What you have to do:
All of the records are to be reproduced exactly.

· · · ·

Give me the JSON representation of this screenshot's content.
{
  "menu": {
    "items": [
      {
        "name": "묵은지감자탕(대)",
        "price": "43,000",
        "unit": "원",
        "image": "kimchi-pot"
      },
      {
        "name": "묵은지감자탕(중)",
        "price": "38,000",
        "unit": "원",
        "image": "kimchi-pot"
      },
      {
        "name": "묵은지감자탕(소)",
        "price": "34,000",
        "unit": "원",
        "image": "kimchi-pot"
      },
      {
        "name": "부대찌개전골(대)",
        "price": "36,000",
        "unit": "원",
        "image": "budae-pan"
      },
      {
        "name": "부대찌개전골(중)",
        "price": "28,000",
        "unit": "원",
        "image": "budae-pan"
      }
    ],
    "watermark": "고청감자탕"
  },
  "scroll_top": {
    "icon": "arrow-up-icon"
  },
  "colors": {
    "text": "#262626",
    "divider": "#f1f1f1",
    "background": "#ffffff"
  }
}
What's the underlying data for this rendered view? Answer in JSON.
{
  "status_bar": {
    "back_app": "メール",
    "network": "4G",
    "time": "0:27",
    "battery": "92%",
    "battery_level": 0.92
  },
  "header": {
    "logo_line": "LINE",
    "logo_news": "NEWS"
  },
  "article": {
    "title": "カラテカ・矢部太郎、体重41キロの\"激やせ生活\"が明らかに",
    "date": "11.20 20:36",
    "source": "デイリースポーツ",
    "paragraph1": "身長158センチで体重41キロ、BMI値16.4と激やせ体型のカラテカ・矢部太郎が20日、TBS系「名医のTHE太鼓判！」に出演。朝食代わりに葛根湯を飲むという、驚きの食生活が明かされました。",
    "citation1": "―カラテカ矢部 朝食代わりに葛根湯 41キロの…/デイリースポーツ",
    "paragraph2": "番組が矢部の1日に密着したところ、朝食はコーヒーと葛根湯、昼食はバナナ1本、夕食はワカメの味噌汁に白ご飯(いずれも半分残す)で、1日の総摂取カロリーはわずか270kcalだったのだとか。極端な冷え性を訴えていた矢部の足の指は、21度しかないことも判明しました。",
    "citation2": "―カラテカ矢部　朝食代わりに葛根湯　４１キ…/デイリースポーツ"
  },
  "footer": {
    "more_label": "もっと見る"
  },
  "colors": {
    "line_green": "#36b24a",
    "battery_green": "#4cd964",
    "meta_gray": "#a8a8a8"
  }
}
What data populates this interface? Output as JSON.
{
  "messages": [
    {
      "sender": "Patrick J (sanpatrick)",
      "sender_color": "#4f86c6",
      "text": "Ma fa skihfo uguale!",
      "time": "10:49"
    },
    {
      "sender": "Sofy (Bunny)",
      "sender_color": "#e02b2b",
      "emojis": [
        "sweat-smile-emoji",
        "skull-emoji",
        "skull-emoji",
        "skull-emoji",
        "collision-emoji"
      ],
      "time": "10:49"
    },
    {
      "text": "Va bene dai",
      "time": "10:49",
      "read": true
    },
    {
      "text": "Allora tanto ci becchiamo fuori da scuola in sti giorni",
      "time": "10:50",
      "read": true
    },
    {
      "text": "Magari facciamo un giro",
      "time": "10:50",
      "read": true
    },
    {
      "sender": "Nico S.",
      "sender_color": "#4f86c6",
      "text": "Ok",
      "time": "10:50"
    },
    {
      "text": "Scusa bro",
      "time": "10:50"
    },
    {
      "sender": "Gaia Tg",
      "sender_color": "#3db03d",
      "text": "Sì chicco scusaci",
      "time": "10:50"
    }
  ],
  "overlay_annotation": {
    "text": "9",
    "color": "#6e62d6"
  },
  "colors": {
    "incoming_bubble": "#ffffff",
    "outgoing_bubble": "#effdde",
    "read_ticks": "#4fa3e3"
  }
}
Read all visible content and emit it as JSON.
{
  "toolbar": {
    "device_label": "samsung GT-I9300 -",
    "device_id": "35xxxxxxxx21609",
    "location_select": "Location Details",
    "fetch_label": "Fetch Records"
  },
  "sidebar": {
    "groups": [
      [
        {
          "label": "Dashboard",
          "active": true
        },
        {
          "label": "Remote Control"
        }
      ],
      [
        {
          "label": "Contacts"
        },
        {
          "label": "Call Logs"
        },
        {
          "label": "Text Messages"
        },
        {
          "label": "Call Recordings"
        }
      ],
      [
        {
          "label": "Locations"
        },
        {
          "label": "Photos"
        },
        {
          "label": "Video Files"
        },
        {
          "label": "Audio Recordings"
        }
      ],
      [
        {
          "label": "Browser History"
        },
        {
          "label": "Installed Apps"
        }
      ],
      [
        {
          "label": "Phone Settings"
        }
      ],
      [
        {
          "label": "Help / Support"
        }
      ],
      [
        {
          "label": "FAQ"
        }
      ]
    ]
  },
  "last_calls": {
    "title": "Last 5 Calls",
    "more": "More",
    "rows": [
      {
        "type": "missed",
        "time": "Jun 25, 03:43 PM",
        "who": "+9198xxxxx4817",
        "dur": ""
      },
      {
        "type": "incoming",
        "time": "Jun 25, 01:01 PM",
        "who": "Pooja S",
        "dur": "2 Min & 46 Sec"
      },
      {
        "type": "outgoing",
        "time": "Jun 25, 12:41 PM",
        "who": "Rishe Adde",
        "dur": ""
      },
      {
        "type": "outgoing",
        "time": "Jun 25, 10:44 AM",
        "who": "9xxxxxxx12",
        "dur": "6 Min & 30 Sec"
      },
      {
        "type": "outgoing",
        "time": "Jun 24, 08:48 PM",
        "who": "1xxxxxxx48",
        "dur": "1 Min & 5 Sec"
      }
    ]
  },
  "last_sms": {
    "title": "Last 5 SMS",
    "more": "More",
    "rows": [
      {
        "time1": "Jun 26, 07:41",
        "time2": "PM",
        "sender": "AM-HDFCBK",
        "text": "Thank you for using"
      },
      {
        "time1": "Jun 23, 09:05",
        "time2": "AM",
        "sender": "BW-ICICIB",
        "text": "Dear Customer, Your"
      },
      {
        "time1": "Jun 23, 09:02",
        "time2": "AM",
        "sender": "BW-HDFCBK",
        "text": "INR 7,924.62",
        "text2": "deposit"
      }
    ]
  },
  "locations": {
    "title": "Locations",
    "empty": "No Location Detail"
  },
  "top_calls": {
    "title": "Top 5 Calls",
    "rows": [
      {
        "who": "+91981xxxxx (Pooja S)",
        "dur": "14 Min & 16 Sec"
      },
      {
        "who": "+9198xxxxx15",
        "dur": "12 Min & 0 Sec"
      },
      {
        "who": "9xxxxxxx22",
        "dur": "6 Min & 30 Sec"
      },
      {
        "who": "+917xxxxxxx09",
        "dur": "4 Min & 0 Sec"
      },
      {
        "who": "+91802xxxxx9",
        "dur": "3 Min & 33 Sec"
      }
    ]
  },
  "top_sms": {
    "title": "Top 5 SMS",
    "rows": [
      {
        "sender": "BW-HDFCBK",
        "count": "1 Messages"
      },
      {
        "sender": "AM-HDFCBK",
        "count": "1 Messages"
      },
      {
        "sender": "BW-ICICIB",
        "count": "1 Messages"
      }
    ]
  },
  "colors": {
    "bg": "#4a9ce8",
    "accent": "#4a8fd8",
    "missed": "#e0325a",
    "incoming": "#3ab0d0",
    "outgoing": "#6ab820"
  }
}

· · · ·

Output of the task:
Give me the JSON representation of this screenshot's content.
{
  "menu": {
    "items": [
      {
        "name": "묵은지감자탕(대)",
        "price": "43,000",
        "unit": "원",
        "image": "kimchi-pot"
      },
      {
        "name": "묵은지감자탕(중)",
        "price": "38,000",
        "unit": "원",
        "image": "kimchi-pot"
      },
      {
        "name": "묵은지감자탕(소)",
        "price": "34,000",
        "unit": "원",
        "image": "kimchi-pot"
      },
      {
        "name": "부대찌개전골(대)",
        "price": "36,000",
        "unit": "원",
        "image": "budae-pan"
      },
      {
        "name": "부대찌개전골(중)",
        "price": "28,000",
        "unit": "원",
        "image": "budae-pan"
      }
    ],
    "watermark": "고청감자탕"
  },
  "scroll_top": {
    "icon": "arrow-up-icon"
  },
  "colors": {
    "text": "#262626",
    "divider": "#f1f1f1",
    "background": "#ffffff"
  }
}
What's the underlying data for this rendered view? Answer in JSON.
{
  "status_bar": {
    "back_app": "メール",
    "network": "4G",
    "time": "0:27",
    "battery": "92%",
    "battery_level": 0.92
  },
  "header": {
    "logo_line": "LINE",
    "logo_news": "NEWS"
  },
  "article": {
    "title": "カラテカ・矢部太郎、体重41キロの\"激やせ生活\"が明らかに",
    "date": "11.20 20:36",
    "source": "デイリースポーツ",
    "paragraph1": "身長158センチで体重41キロ、BMI値16.4と激やせ体型のカラテカ・矢部太郎が20日、TBS系「名医のTHE太鼓判！」に出演。朝食代わりに葛根湯を飲むという、驚きの食生活が明かされました。",
    "citation1": "―カラテカ矢部 朝食代わりに葛根湯 41キロの…/デイリースポーツ",
    "paragraph2": "番組が矢部の1日に密着したところ、朝食はコーヒーと葛根湯、昼食はバナナ1本、夕食はワカメの味噌汁に白ご飯(いずれも半分残す)で、1日の総摂取カロリーはわずか270kcalだったのだとか。極端な冷え性を訴えていた矢部の足の指は、21度しかないことも判明しました。",
    "citation2": "―カラテカ矢部　朝食代わりに葛根湯　４１キ…/デイリースポーツ"
  },
  "footer": {
    "more_label": "もっと見る"
  },
  "colors": {
    "line_green": "#36b24a",
    "battery_green": "#4cd964",
    "meta_gray": "#a8a8a8"
  }
}
What data populates this interface? Output as JSON.
{
  "messages": [
    {
      "sender": "Patrick J (sanpatrick)",
      "sender_color": "#4f86c6",
      "text": "Ma fa skihfo uguale!",
      "time": "10:49"
    },
    {
      "sender": "Sofy (Bunny)",
      "sender_color": "#e02b2b",
      "emojis": [
        "sweat-smile-emoji",
        "skull-emoji",
        "skull-emoji",
        "skull-emoji",
        "collision-emoji"
      ],
      "time": "10:49"
    },
    {
      "text": "Va bene dai",
      "time": "10:49",
      "read": true
    },
    {
      "text": "Allora tanto ci becchiamo fuori da scuola in sti giorni",
      "time": "10:50",
      "read": true
    },
    {
      "text": "Magari facciamo un giro",
      "time": "10:50",
      "read": true
    },
    {
      "sender": "Nico S.",
      "sender_color": "#4f86c6",
      "text": "Ok",
      "time": "10:50"
    },
    {
      "text": "Scusa bro",
      "time": "10:50"
    },
    {
      "sender": "Gaia Tg",
      "sender_color": "#3db03d",
      "text": "Sì chicco scusaci",
      "time": "10:50"
    }
  ],
  "overlay_annotation": {
    "text": "9",
    "color": "#6e62d6"
  },
  "colors": {
    "incoming_bubble": "#ffffff",
    "outgoing_bubble": "#effdde",
    "read_ticks": "#4fa3e3"
  }
}
Read all visible content and emit it as JSON.
{
  "toolbar": {
    "device_label": "samsung GT-I9300 -",
    "device_id": "35xxxxxxxx21609",
    "location_select": "Location Details",
    "fetch_label": "Fetch Records"
  },
  "sidebar": {
    "groups": [
      [
        {
          "label": "Dashboard",
          "active": true
        },
        {
          "label": "Remote Control"
        }
      ],
      [
        {
          "label": "Contacts"
        },
        {
          "label": "Call Logs"
        },
        {
          "label": "Text Messages"
        },
        {
          "label": "Call Recordings"
        }
      ],
      [
        {
          "label": "Locations"
        },
        {
          "label": "Photos"
        },
        {
          "label": "Video Files"
        },
        {
          "label": "Audio Recordings"
        }
      ],
      [
        {
          "label": "Browser History"
        },
        {
          "label": "Installed Apps"
        }
      ],
      [
        {
          "label": "Phone Settings"
        }
      ],
      [
        {
          "label": "Help / Support"
        }
      ],
      [
        {
          "label": "FAQ"
        }
      ]
    ]
  },
  "last_calls": {
    "title": "Last 5 Calls",
    "more": "More",
    "rows": [
      {
        "type": "missed",
        "time": "Jun 25, 03:43 PM",
        "who": "+9198xxxxx4817",
        "dur": ""
      },
      {
        "type": "incoming",
        "time": "Jun 25, 01:01 PM",
        "who": "Pooja S",
        "dur": "2 Min & 46 Sec"
      },
      {
        "type": "outgoing",
        "time": "Jun 25, 12:41 PM",
        "who": "Rishe Adde",
        "dur": ""
      },
      {
        "type": "outgoing",
        "time": "Jun 25, 10:44 AM",
        "who": "9xxxxxxx12",
        "dur": "6 Min & 30 Sec"
      },
      {
        "type": "outgoing",
        "time": "Jun 24, 08:48 PM",
        "who": "1xxxxxxx48",
        "dur": "1 Min & 5 Sec"
      }
    ]
  },
  "last_sms": {
    "title": "Last 5 SMS",
    "more": "More",
    "rows": [
      {
        "time1": "Jun 26, 07:41",
        "time2": "PM",
        "sender": "AM-HDFCBK",
        "text": "Thank you for using"
      },
      {
        "time1": "Jun 23, 09:05",
        "time2": "AM",
        "sender": "BW-ICICIB",
        "text": "Dear Customer, Your"
      },
      {
        "time1": "Jun 23, 09:02",
        "time2": "AM",
        "sender": "BW-HDFCBK",
        "text": "INR 7,924.62",
        "text2": "deposit"
      }
    ]
  },
  "locations": {
    "title": "Locations",
    "empty": "No Location Detail"
  },
  "top_calls": {
    "title": "Top 5 Calls",
    "rows": [
      {
        "who": "+91981xxxxx (Pooja S)",
        "dur": "14 Min & 16 Sec"
      },
      {
        "who": "+9198xxxxx15",
        "dur": "12 Min & 0 Sec"
      },
      {
        "who": "9xxxxxxx22",
        "dur": "6 Min & 30 Sec"
      },
      {
        "who": "+917xxxxxxx09",
        "dur": "4 Min & 0 Sec"
      },
      {
        "who": "+91802xxxxx9",
        "dur": "3 Min & 33 Sec"
      }
    ]
  },
  "top_sms": {
    "title": "Top 5 SMS",
    "rows": [
      {
        "sender": "BW-HDFCBK",
        "count": "1 Messages"
      },
      {
        "sender": "AM-HDFCBK",
        "count": "1 Messages"
      },
      {
        "sender": "BW-ICICIB",
        "count": "1 Messages"
      }
    ]
  },
  "colors": {
    "bg": "#4a9ce8",
    "accent": "#4a8fd8",
    "missed": "#e0325a",
    "incoming": "#3ab0d0",
    "outgoing": "#6ab820"
  }
}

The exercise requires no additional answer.